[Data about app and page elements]

[Start of section]

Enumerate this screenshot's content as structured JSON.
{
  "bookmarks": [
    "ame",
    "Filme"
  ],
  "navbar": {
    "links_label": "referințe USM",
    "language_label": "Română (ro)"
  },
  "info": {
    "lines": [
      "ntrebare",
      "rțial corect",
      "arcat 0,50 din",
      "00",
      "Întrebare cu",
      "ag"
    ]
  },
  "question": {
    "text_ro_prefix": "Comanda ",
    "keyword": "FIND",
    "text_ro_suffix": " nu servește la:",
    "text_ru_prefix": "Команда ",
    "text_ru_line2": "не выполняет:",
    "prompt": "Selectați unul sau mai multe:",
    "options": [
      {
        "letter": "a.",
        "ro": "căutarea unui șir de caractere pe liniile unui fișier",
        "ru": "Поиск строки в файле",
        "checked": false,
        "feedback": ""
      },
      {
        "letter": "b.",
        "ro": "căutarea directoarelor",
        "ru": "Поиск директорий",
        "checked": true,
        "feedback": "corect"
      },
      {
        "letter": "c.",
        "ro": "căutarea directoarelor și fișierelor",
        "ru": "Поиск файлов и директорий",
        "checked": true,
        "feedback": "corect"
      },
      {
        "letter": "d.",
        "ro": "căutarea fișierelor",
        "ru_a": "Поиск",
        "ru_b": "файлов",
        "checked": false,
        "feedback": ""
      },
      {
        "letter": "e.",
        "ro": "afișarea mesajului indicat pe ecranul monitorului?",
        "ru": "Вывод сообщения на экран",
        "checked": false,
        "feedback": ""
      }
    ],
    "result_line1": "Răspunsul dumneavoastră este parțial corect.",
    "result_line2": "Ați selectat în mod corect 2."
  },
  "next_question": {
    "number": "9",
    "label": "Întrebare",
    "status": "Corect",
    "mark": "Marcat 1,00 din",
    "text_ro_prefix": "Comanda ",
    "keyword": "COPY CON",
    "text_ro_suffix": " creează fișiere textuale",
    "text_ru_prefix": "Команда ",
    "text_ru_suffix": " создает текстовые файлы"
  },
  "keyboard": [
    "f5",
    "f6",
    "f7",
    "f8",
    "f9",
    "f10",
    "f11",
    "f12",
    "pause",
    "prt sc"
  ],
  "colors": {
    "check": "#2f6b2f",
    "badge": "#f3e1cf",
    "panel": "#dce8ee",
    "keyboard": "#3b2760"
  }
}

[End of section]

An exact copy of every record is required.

= SOLUTION TO THIS PROBLEM =
Enumerate this screenshot's content as structured JSON.
{
  "bookmarks": [
    "ame",
    "Filme"
  ],
  "navbar": {
    "links_label": "referințe USM",
    "language_label": "Română (ro)"
  },
  "info": {
    "lines": [
      "ntrebare",
      "rțial corect",
      "arcat 0,50 din",
      "00",
      "Întrebare cu",
      "ag"
    ]
  },
  "question": {
    "text_ro_prefix": "Comanda ",
    "keyword": "FIND",
    "text_ro_suffix": " nu servește la:",
    "text_ru_prefix": "Команда ",
    "text_ru_line2": "не выполняет:",
    "prompt": "Selectați unul sau mai multe:",
    "options": [
      {
        "letter": "a.",
        "ro": "căutarea unui șir de caractere pe liniile unui fișier",
        "ru": "Поиск строки в файле",
        "checked": false,
        "feedback": ""
      },
      {
        "letter": "b.",
        "ro": "căutarea directoarelor",
        "ru": "Поиск директорий",
        "checked": true,
        "feedback": "corect"
      },
      {
        "letter": "c.",
        "ro": "căutarea directoarelor și fișierelor",
        "ru": "Поиск файлов и директорий",
        "checked": true,
        "feedback": "corect"
      },
      {
        "letter": "d.",
        "ro": "căutarea fișierelor",
        "ru_a": "Поиск",
        "ru_b": "файлов",
        "checked": false,
        "feedback": ""
      },
      {
        "letter": "e.",
        "ro": "afișarea mesajului indicat pe ecranul monitorului?",
        "ru": "Вывод сообщения на экран",
        "checked": false,
        "feedback": ""
      }
    ],
    "result_line1": "Răspunsul dumneavoastră este parțial corect.",
    "result_line2": "Ați selectat în mod corect 2."
  },
  "next_question": {
    "number": "9",
    "label": "Întrebare",
    "status": "Corect",
    "mark": "Marcat 1,00 din",
    "text_ro_prefix": "Comanda ",
    "keyword": "COPY CON",
    "text_ro_suffix": " creează fișiere textuale",
    "text_ru_prefix": "Команда ",
    "text_ru_suffix": " создает текстовые файлы"
  },
  "keyboard": [
    "f5",
    "f6",
    "f7",
    "f8",
    "f9",
    "f10",
    "f11",
    "f12",
    "pause",
    "prt sc"
  ],
  "colors": {
    "check": "#2f6b2f",
    "badge": "#f3e1cf",
    "panel": "#dce8ee",
    "keyboard": "#3b2760"
  }
}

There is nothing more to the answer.